EconSource: Russia Plans Fuel Shipments to Syria from Crimea

Russia plans to supply Syria with 200,000 tonnes of liquefied petroleum gas (LPG) per year via the Crimean port of Kerch, two trading sources told Reuters. “There are talks about LPG to first be shipped to Kerch and then to Syria, about 200,000 tonnes per year,” one trader said. It was not immediately clear when fuel shipments would start. Sources said the LPG would initially be bought from Russia’s top petrochemical firm Sibur by state-connected traders, who would then ship it to Syria themselves. A spokesman for Sibur said the company had not and would not supply LPG to Syria and that it had not been in talks about LPG shipments to the country. [Reuters, 7/16/2015]

Iraq closes border to Jordan to deny ISIS access to funds
Iraq closed its border with Jordan until further notice, in part to deprive Islamic State (ISIS or ISIL) militants of taxes they impose on cargo trucks driving through their territory, a senior Iraqi military official said Thursday. The closure dealt a new blow to Jordan’s fragile economy, which has suffered from the spillover of ISIS and grabs in neighboring Iraq and Syria. In the spring, Jordan closed its only trade crossing with Syria after Islamic militants seized the area from Syrian government forces. A spokesman for Iraq’s Joint Operations Command said on Thursday that authorities have closed the Trebil crossing until further notice, noting that ISIS has been imposing taxes on the goods crossing areas under its control. [New York Times, 7/17/2015]

UAE credit scoring service grows, lending impact still uncertain
Almost all Emirati banks are now using data from the United Arab Emirates’ (UAE) credit bureau that was launched in 2014, its CEO said, a development that analysts believe should boost confidence in the banking system. It also helps to put the UAE on a par with most developed markets, which have long had fully-functioning credit bureaus. Some banks have accused others of dragging their heels in providing data to the bureau while others have complained about the bureau’s refusal to accept liability for the information it provides. In a country with an estimated average debt load of $95,000 per household and recent debt woes at several large companies, the government sees the bureau as a safeguard against a credit crisis. [Reuters, 7/16/2015]

Egypt says petroleum agreements worth $2.2 billion to be finalized soon
Nine petroleum agreements worth about $2.2 billion will be finalized soon, the Ministry of Petroleum said on Thursday. Minister of Petroleum Sherif Ismail said the agreements have been approved by the cabinet, in addition to new grants for oil and gas exploration in the Mediterranean Sea, Suez, Delta and western desert areas. The nine agreements include an agreement with the Tunisian HBS international oil company for $9 million of investments in Egypt’s western desert and two agreements with the US Apache Corporation worth $70 million for exploration programs in the western desert and improvement of pipelines. Four agreements were also reached with the Italian oil company Eni. [Cairo Post, 7/17/2015]

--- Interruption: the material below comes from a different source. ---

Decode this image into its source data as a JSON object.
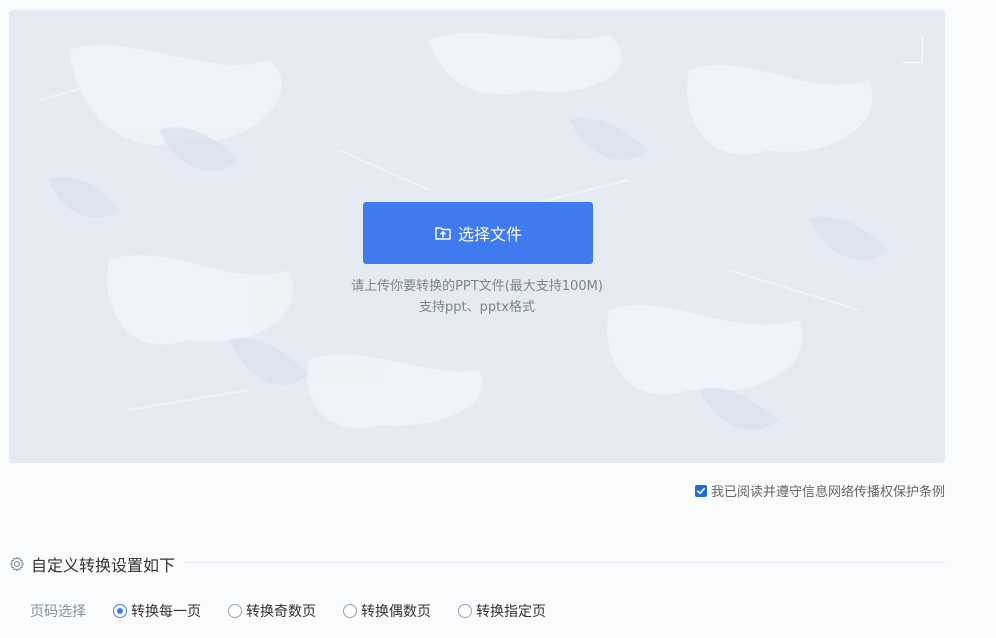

Also of interest
Russia says to discuss oil markets, Iran with OPEC on July 30 | Reuters
First Iranian ship storing oil sails for Asia after nuclear deal | Reuters
Egypt’s market extends gains ahead of Eid holiday| Ahram Online
Egypt completes dredging for new waterway in Suez Canal | Ahram Online
Private Iraqi banks face liquidity crisis | Al Monitor